-- EXERCISE PROMPT --
Select from the records below every line that has the word "label" in it.

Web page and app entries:
-------------------------

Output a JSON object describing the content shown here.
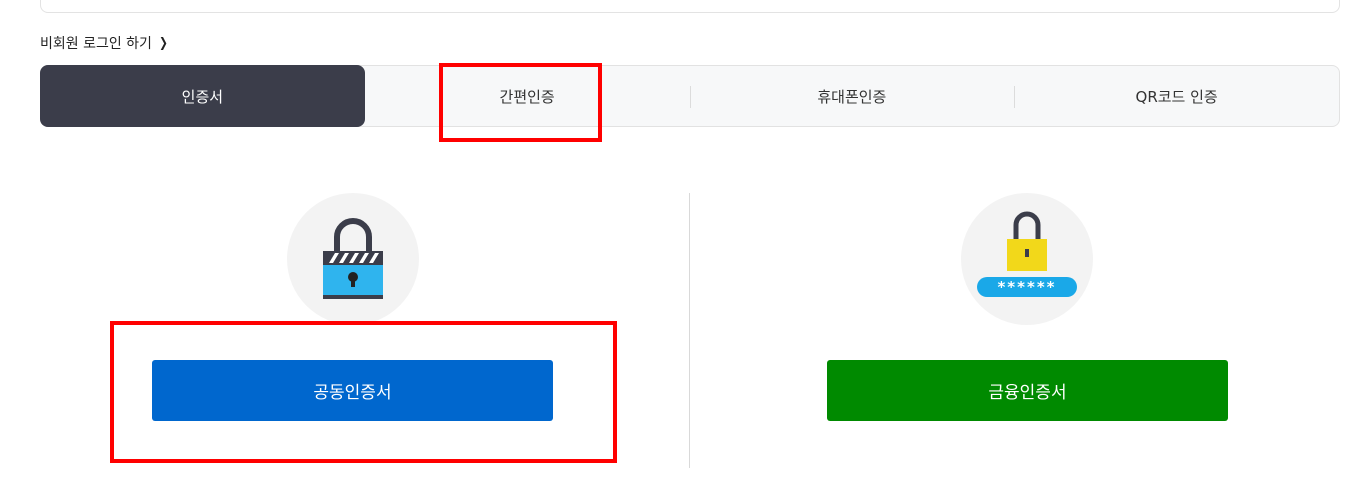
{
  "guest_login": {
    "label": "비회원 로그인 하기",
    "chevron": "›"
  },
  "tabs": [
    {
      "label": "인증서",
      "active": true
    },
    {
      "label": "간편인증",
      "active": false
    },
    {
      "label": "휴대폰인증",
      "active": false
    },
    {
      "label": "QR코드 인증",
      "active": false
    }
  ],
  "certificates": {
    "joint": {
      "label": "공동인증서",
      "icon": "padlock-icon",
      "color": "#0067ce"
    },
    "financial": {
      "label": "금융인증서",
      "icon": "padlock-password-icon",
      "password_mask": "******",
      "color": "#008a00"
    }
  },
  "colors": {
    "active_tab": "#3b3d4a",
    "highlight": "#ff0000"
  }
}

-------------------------

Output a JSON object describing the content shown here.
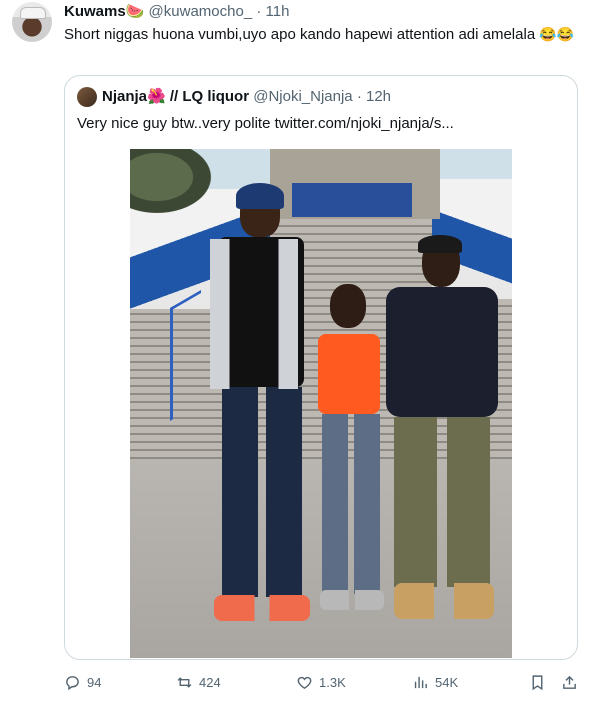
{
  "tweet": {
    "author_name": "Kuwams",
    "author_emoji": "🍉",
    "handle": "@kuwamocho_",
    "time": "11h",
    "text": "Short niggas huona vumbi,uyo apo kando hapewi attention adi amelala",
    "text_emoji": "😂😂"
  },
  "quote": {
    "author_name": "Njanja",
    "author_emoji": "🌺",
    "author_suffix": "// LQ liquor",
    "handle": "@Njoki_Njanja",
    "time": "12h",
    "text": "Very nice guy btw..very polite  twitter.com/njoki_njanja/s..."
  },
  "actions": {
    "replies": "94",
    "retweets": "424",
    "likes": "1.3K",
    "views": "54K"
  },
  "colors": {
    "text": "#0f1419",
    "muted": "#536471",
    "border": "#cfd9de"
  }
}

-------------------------

-- ANSWER TO THE EXERCISE --
    "label": "비회원 로그인 하기",
      "label": "인증서",
      "label": "간편인증",
      "label": "휴대폰인증",
      "label": "QR코드 인증",
      "label": "공동인증서",
      "label": "금융인증서",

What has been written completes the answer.